Which lines of the entries hold the string "heading"? Copy each one.

**Input material**
........

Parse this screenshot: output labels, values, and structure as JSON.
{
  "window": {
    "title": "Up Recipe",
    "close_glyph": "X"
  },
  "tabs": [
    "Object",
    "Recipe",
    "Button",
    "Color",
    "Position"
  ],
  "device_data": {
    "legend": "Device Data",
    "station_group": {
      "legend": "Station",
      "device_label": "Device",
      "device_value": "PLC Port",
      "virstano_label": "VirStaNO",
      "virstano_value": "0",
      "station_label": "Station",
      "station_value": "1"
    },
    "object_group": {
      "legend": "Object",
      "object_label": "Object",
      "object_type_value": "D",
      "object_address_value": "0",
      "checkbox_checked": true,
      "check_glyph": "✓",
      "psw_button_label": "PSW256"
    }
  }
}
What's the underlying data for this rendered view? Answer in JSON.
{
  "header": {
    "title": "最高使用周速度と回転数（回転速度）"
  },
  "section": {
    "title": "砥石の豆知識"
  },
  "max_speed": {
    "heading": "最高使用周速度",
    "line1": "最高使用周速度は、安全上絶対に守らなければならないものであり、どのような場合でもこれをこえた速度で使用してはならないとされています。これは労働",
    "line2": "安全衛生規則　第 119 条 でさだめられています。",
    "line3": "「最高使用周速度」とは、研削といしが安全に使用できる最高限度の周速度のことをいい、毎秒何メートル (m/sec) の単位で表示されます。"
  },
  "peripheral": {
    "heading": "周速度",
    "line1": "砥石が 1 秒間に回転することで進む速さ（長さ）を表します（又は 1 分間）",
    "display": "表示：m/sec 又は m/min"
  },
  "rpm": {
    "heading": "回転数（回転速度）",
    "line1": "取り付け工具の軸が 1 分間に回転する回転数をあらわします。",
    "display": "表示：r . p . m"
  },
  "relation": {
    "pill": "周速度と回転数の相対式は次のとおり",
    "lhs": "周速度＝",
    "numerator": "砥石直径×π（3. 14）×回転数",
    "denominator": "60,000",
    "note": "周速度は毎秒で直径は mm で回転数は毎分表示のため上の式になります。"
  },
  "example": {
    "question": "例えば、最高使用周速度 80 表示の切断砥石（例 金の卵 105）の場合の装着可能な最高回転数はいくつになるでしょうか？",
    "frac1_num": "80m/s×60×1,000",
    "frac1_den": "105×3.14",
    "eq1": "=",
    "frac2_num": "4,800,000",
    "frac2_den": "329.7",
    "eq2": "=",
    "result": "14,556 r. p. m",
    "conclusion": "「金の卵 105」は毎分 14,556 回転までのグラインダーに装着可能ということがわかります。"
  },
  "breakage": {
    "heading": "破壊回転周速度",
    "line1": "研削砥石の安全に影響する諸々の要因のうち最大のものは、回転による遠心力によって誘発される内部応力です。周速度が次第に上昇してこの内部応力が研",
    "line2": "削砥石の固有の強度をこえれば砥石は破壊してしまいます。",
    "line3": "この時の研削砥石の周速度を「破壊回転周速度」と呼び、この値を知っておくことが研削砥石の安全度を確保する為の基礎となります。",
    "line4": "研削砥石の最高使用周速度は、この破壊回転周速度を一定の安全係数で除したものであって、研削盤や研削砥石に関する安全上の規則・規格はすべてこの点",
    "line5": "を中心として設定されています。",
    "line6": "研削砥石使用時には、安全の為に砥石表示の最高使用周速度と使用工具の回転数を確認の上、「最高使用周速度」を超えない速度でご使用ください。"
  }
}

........

**Task result**
    "heading": "最高使用周速度",
    "heading": "周速度",
    "heading": "回転数（回転速度）",
    "heading": "破壊回転周速度",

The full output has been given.